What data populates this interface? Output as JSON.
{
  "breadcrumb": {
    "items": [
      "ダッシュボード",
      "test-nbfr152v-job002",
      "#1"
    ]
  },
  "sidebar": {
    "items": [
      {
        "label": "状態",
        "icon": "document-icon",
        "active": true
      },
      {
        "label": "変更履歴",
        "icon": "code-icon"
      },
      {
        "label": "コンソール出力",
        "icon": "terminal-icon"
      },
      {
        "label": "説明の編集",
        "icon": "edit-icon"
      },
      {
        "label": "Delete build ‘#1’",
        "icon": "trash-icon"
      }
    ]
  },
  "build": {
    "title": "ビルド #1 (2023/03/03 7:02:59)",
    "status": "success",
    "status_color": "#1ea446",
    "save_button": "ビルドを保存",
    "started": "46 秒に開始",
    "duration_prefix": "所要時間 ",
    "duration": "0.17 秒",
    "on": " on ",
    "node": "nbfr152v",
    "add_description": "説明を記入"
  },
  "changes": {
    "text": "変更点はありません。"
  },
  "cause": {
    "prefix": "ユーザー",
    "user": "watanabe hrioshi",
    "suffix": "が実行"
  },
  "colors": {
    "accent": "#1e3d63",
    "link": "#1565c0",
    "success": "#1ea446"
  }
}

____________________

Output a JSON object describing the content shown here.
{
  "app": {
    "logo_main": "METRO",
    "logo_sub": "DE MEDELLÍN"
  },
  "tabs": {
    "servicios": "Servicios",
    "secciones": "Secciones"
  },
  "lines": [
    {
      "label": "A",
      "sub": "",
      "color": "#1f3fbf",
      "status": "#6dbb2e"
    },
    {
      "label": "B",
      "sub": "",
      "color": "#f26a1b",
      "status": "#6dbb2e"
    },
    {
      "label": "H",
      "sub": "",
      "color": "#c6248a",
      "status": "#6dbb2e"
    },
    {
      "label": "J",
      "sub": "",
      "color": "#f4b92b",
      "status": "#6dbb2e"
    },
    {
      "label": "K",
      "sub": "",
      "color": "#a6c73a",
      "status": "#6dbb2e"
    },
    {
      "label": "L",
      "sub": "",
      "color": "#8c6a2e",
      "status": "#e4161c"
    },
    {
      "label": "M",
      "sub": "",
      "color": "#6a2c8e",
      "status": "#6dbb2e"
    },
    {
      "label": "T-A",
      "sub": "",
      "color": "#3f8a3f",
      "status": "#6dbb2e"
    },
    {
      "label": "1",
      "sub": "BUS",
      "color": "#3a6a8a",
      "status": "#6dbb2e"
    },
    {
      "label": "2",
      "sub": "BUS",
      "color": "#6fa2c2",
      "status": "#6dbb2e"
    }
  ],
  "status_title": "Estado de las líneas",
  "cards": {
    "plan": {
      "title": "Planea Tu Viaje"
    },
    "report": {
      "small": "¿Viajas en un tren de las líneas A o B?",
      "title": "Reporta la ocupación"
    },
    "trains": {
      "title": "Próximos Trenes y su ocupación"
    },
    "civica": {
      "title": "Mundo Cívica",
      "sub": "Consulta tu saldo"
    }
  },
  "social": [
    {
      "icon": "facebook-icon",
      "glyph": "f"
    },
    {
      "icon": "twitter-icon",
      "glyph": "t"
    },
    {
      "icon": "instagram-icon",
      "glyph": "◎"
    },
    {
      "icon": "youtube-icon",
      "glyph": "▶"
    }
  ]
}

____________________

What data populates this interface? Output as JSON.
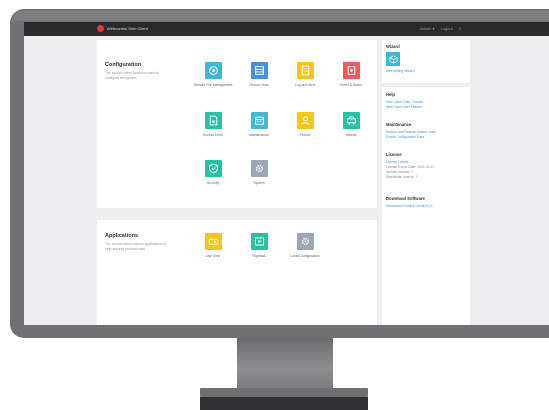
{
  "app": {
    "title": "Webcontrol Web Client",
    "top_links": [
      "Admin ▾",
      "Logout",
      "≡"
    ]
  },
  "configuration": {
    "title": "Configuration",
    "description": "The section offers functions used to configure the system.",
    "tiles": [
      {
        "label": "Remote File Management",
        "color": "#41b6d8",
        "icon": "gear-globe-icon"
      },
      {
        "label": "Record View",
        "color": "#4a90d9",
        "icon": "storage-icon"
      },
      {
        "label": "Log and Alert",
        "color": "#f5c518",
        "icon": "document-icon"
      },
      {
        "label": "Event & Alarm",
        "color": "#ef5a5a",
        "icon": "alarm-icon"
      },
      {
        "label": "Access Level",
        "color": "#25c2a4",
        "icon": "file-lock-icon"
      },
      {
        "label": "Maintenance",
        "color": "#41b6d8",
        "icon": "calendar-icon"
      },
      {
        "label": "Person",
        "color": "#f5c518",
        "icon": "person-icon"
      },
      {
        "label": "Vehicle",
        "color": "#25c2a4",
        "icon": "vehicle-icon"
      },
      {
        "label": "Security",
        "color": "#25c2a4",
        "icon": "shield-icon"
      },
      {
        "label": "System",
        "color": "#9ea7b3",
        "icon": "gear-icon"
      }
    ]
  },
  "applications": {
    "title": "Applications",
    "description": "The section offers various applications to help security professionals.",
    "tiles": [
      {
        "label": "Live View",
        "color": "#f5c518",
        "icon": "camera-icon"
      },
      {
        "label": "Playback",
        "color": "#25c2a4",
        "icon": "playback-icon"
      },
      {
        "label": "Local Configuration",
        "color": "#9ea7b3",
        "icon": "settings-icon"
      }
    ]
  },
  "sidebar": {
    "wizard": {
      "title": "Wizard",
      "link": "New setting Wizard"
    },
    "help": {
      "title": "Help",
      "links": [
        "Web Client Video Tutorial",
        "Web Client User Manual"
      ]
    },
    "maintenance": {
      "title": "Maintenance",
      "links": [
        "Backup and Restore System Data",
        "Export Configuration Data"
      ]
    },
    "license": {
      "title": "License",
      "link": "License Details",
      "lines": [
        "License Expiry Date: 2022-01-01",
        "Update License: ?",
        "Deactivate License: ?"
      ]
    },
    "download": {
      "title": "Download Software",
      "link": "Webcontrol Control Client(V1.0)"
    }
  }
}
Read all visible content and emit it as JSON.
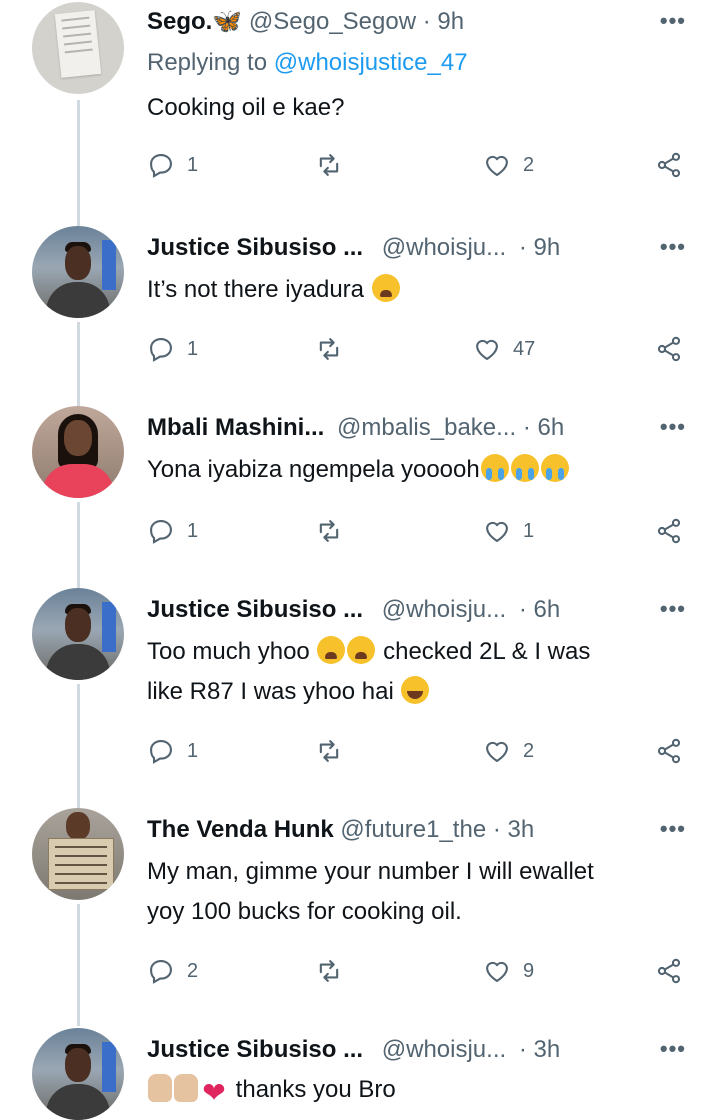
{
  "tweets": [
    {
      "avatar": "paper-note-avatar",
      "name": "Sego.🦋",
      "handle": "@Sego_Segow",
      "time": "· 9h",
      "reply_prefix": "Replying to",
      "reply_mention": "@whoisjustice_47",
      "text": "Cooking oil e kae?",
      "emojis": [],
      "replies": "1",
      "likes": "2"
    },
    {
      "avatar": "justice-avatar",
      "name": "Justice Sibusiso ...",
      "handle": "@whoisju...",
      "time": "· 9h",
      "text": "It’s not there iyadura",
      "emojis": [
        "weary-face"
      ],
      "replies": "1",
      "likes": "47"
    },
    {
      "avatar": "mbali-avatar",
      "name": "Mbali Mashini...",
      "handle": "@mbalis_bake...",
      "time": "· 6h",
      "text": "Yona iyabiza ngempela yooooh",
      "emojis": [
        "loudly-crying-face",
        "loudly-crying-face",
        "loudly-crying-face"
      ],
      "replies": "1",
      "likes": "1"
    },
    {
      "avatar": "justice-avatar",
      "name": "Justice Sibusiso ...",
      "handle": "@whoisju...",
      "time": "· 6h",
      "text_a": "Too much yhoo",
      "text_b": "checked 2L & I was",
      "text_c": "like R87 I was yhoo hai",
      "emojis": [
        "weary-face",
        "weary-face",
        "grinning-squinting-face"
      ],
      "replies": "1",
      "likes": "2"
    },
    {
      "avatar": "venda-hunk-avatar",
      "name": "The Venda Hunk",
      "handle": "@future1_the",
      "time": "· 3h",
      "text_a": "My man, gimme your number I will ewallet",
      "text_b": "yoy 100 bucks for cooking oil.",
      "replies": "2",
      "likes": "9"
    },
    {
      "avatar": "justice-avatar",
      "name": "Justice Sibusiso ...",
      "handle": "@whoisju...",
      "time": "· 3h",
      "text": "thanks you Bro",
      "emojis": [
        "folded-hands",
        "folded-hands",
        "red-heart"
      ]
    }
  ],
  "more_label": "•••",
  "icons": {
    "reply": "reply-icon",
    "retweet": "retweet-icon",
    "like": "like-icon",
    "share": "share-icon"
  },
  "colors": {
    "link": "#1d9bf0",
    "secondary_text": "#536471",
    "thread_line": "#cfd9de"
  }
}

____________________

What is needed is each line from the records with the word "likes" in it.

RESPONSE ::
      "likes": "2"
      "likes": "47"
      "likes": "1"
      "likes": "2"
      "likes": "9"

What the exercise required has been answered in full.